To do
Repeat the entries exactly as they appear.

#####

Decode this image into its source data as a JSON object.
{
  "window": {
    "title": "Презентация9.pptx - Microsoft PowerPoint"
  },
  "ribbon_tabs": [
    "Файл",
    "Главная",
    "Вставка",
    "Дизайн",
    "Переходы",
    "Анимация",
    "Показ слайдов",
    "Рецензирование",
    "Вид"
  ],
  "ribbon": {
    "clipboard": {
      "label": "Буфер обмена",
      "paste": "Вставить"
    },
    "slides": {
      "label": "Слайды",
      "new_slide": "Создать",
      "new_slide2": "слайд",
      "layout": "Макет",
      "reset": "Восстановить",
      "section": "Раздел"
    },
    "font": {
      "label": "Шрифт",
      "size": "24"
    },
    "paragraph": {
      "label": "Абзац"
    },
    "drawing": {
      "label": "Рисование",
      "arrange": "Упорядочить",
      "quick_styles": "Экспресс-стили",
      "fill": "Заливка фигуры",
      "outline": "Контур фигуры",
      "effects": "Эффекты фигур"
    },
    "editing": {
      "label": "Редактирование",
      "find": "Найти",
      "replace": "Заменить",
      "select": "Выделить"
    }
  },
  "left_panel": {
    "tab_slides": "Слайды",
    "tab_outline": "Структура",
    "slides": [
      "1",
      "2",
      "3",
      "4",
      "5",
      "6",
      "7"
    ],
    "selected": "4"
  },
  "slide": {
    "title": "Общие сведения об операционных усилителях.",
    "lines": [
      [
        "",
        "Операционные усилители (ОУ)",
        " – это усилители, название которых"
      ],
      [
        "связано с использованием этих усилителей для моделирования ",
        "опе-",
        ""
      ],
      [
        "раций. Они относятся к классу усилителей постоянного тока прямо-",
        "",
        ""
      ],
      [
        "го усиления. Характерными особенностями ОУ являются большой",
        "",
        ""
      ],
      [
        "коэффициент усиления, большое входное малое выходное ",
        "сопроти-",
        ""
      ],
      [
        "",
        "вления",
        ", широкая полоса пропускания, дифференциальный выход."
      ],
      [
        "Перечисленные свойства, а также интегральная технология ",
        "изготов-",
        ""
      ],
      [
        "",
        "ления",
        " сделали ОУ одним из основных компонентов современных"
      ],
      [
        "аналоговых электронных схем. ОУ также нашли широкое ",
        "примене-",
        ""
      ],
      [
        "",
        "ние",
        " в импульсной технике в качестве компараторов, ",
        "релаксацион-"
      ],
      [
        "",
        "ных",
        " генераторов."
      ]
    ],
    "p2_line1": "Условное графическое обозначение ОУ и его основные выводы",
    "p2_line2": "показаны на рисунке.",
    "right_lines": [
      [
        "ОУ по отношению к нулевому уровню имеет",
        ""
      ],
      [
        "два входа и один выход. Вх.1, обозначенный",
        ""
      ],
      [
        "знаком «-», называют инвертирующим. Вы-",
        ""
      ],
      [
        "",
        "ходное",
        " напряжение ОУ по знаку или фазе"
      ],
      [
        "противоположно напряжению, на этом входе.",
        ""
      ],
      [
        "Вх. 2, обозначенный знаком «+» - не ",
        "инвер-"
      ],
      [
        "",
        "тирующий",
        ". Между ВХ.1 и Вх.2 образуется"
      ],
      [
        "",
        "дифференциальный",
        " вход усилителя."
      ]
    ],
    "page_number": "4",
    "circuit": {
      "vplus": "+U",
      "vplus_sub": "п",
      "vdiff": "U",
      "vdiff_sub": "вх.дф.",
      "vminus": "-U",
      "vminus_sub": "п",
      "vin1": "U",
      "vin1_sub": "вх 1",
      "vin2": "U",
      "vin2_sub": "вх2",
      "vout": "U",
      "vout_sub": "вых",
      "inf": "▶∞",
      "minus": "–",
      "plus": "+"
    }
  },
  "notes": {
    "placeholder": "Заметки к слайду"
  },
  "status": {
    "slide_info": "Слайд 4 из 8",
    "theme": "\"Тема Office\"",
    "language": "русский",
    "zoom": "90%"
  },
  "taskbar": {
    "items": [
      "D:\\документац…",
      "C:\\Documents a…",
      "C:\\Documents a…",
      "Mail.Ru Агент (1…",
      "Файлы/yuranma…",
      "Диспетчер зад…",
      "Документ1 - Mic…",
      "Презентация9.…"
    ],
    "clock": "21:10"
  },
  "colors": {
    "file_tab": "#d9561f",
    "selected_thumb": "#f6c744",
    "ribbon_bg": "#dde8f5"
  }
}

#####

The answer
Decode this image into its source data as a JSON object.
{
  "window": {
    "title": "Презентация9.pptx - Microsoft PowerPoint"
  },
  "ribbon_tabs": [
    "Файл",
    "Главная",
    "Вставка",
    "Дизайн",
    "Переходы",
    "Анимация",
    "Показ слайдов",
    "Рецензирование",
    "Вид"
  ],
  "ribbon": {
    "clipboard": {
      "label": "Буфер обмена",
      "paste": "Вставить"
    },
    "slides": {
      "label": "Слайды",
      "new_slide": "Создать",
      "new_slide2": "слайд",
      "layout": "Макет",
      "reset": "Восстановить",
      "section": "Раздел"
    },
    "font": {
      "label": "Шрифт",
      "size": "24"
    },
    "paragraph": {
      "label": "Абзац"
    },
    "drawing": {
      "label": "Рисование",
      "arrange": "Упорядочить",
      "quick_styles": "Экспресс-стили",
      "fill": "Заливка фигуры",
      "outline": "Контур фигуры",
      "effects": "Эффекты фигур"
    },
    "editing": {
      "label": "Редактирование",
      "find": "Найти",
      "replace": "Заменить",
      "select": "Выделить"
    }
  },
  "left_panel": {
    "tab_slides": "Слайды",
    "tab_outline": "Структура",
    "slides": [
      "1",
      "2",
      "3",
      "4",
      "5",
      "6",
      "7"
    ],
    "selected": "4"
  },
  "slide": {
    "title": "Общие сведения об операционных усилителях.",
    "lines": [
      [
        "",
        "Операционные усилители (ОУ)",
        " – это усилители, название которых"
      ],
      [
        "связано с использованием этих усилителей для моделирования ",
        "опе-",
        ""
      ],
      [
        "раций. Они относятся к классу усилителей постоянного тока прямо-",
        "",
        ""
      ],
      [
        "го усиления. Характерными особенностями ОУ являются большой",
        "",
        ""
      ],
      [
        "коэффициент усиления, большое входное малое выходное ",
        "сопроти-",
        ""
      ],
      [
        "",
        "вления",
        ", широкая полоса пропускания, дифференциальный выход."
      ],
      [
        "Перечисленные свойства, а также интегральная технология ",
        "изготов-",
        ""
      ],
      [
        "",
        "ления",
        " сделали ОУ одним из основных компонентов современных"
      ],
      [
        "аналоговых электронных схем. ОУ также нашли широкое ",
        "примене-",
        ""
      ],
      [
        "",
        "ние",
        " в импульсной технике в качестве компараторов, ",
        "релаксацион-"
      ],
      [
        "",
        "ных",
        " генераторов."
      ]
    ],
    "p2_line1": "Условное графическое обозначение ОУ и его основные выводы",
    "p2_line2": "показаны на рисунке.",
    "right_lines": [
      [
        "ОУ по отношению к нулевому уровню имеет",
        ""
      ],
      [
        "два входа и один выход. Вх.1, обозначенный",
        ""
      ],
      [
        "знаком «-», называют инвертирующим. Вы-",
        ""
      ],
      [
        "",
        "ходное",
        " напряжение ОУ по знаку или фазе"
      ],
      [
        "противоположно напряжению, на этом входе.",
        ""
      ],
      [
        "Вх. 2, обозначенный знаком «+» - не ",
        "инвер-"
      ],
      [
        "",
        "тирующий",
        ". Между ВХ.1 и Вх.2 образуется"
      ],
      [
        "",
        "дифференциальный",
        " вход усилителя."
      ]
    ],
    "page_number": "4",
    "circuit": {
      "vplus": "+U",
      "vplus_sub": "п",
      "vdiff": "U",
      "vdiff_sub": "вх.дф.",
      "vminus": "-U",
      "vminus_sub": "п",
      "vin1": "U",
      "vin1_sub": "вх 1",
      "vin2": "U",
      "vin2_sub": "вх2",
      "vout": "U",
      "vout_sub": "вых",
      "inf": "▶∞",
      "minus": "–",
      "plus": "+"
    }
  },
  "notes": {
    "placeholder": "Заметки к слайду"
  },
  "status": {
    "slide_info": "Слайд 4 из 8",
    "theme": "\"Тема Office\"",
    "language": "русский",
    "zoom": "90%"
  },
  "taskbar": {
    "items": [
      "D:\\документац…",
      "C:\\Documents a…",
      "C:\\Documents a…",
      "Mail.Ru Агент (1…",
      "Файлы/yuranma…",
      "Диспетчер зад…",
      "Документ1 - Mic…",
      "Презентация9.…"
    ],
    "clock": "21:10"
  },
  "colors": {
    "file_tab": "#d9561f",
    "selected_thumb": "#f6c744",
    "ribbon_bg": "#dde8f5"
  }
}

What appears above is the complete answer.